24-hour surveillance was legally possible but not provided, Dirk-Martin Christian, head of constitutional state protection, said Thursday. However, the suspect was also observed on the day of the crime. “There is no such thing as 100 percent certainty,” said Christian. (with dpa)

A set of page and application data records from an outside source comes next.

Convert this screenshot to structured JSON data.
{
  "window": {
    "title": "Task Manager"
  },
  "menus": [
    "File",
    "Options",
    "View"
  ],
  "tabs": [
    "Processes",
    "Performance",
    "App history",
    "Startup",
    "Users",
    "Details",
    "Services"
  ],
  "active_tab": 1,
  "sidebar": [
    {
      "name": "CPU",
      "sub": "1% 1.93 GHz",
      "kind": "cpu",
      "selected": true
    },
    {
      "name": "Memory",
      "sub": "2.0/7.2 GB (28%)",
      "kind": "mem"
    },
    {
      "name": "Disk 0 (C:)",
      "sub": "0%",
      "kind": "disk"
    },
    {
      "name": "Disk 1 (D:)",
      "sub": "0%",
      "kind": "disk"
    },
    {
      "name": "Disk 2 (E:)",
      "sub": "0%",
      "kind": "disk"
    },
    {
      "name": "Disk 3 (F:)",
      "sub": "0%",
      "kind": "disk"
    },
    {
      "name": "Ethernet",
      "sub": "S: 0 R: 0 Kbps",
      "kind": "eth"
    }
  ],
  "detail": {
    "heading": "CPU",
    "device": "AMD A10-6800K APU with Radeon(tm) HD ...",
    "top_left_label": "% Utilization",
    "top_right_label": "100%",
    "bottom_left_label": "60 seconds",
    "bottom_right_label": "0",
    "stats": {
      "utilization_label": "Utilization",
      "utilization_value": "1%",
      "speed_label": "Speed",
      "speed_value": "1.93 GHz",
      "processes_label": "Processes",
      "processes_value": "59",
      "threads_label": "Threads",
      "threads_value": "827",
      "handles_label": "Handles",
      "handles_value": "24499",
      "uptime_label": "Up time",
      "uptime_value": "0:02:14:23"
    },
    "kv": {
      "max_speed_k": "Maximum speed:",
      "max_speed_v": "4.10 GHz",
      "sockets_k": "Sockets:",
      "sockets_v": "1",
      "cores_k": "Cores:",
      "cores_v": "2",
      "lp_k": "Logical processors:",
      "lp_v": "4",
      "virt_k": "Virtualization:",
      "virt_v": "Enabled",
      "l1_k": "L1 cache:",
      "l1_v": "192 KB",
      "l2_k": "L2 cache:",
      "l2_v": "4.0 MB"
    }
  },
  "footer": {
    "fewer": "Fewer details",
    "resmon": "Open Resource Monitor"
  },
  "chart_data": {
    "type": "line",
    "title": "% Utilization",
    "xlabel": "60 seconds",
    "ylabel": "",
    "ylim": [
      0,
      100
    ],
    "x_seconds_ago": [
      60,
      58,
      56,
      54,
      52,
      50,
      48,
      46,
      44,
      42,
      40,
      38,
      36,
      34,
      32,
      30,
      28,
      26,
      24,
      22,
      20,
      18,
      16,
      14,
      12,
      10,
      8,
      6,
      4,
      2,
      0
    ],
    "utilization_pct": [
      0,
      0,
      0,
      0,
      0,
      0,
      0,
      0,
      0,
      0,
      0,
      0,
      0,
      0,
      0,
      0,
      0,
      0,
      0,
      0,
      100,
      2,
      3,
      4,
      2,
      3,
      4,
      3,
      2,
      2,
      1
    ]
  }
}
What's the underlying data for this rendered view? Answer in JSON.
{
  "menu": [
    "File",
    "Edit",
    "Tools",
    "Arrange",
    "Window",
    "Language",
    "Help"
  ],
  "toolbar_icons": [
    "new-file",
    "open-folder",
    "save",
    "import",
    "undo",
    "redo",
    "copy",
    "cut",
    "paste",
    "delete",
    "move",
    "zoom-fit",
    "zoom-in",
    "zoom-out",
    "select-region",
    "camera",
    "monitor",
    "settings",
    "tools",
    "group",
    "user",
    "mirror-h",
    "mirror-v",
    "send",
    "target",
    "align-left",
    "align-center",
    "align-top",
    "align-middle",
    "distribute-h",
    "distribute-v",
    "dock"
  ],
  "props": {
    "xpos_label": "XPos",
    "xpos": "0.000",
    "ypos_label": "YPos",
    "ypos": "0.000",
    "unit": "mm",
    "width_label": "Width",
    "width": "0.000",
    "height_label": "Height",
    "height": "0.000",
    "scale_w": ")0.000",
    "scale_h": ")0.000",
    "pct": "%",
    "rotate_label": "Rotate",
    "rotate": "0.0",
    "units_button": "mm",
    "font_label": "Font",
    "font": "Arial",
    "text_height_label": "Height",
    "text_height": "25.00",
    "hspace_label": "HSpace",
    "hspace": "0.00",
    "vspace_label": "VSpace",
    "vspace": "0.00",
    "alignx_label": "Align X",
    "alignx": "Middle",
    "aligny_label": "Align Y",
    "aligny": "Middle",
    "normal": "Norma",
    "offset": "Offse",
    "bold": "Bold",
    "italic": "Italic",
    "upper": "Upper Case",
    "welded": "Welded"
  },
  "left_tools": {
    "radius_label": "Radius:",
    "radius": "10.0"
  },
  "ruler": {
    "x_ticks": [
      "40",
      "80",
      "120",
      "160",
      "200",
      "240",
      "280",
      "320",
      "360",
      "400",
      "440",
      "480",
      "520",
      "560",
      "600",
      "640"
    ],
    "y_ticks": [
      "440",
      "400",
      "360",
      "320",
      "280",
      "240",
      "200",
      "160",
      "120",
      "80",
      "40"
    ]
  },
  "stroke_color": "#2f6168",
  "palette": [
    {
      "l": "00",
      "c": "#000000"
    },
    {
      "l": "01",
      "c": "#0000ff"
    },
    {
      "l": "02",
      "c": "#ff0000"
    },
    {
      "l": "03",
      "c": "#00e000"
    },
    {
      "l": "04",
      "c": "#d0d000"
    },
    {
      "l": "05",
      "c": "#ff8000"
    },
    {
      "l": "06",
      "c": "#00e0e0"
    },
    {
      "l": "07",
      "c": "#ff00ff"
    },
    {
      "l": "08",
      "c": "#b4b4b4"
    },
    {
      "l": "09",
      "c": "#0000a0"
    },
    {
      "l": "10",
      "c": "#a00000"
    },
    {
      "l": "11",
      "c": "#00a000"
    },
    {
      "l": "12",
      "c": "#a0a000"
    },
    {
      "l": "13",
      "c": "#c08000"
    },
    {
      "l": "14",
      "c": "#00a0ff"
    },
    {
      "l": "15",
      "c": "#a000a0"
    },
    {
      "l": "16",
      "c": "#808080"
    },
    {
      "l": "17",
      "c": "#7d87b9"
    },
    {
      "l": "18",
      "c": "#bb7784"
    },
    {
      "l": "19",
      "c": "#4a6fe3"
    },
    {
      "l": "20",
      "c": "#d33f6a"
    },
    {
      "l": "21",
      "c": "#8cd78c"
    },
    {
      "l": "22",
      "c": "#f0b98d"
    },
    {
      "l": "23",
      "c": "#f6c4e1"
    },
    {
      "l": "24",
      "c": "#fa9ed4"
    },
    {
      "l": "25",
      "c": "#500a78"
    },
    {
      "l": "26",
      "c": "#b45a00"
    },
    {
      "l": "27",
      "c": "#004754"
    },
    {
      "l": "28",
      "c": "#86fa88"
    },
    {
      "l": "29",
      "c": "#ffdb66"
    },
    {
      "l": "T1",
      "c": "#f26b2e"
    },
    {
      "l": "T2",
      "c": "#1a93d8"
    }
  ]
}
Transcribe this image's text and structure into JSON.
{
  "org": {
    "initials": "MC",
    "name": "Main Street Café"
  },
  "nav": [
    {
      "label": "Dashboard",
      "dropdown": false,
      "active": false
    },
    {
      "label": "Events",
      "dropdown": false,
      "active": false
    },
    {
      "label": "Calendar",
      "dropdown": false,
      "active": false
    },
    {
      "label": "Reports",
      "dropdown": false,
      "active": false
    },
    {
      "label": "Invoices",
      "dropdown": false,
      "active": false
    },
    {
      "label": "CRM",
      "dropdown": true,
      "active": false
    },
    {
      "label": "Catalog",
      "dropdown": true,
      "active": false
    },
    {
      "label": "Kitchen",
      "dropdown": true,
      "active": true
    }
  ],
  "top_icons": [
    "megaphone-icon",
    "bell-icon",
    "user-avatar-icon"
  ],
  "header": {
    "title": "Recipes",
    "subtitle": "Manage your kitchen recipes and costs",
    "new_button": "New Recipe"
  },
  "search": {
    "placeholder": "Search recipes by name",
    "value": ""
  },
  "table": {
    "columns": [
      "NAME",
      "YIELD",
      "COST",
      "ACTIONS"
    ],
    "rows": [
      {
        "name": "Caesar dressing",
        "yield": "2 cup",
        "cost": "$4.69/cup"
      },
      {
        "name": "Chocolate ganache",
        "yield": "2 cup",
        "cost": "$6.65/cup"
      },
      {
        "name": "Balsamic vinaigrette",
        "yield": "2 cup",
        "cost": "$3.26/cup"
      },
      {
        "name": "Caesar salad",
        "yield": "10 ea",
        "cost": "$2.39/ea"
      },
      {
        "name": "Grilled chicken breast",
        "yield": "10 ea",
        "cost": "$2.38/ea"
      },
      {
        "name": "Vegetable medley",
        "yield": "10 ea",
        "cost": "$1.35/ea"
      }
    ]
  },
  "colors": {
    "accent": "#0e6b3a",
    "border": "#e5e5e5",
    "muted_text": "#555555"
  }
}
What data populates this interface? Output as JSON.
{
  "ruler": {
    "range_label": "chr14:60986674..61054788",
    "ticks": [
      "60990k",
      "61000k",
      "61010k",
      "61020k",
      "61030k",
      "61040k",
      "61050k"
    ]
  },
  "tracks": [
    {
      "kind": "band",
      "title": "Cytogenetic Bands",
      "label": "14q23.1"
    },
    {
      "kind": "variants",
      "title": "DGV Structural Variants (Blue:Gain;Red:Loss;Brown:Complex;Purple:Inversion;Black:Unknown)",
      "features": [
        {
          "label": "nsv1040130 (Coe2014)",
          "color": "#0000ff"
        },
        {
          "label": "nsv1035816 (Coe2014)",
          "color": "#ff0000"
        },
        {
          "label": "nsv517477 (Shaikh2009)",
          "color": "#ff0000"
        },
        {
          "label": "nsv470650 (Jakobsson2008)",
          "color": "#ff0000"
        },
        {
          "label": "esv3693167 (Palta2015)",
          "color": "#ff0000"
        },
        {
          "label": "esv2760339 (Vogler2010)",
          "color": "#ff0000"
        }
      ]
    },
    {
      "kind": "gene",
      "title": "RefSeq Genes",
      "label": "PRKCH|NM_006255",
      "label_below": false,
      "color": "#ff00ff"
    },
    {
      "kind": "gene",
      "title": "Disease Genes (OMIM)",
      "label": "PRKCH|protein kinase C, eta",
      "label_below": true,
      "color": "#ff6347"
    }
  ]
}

– Parts of this report have also been published in the Sächsische Zeitung.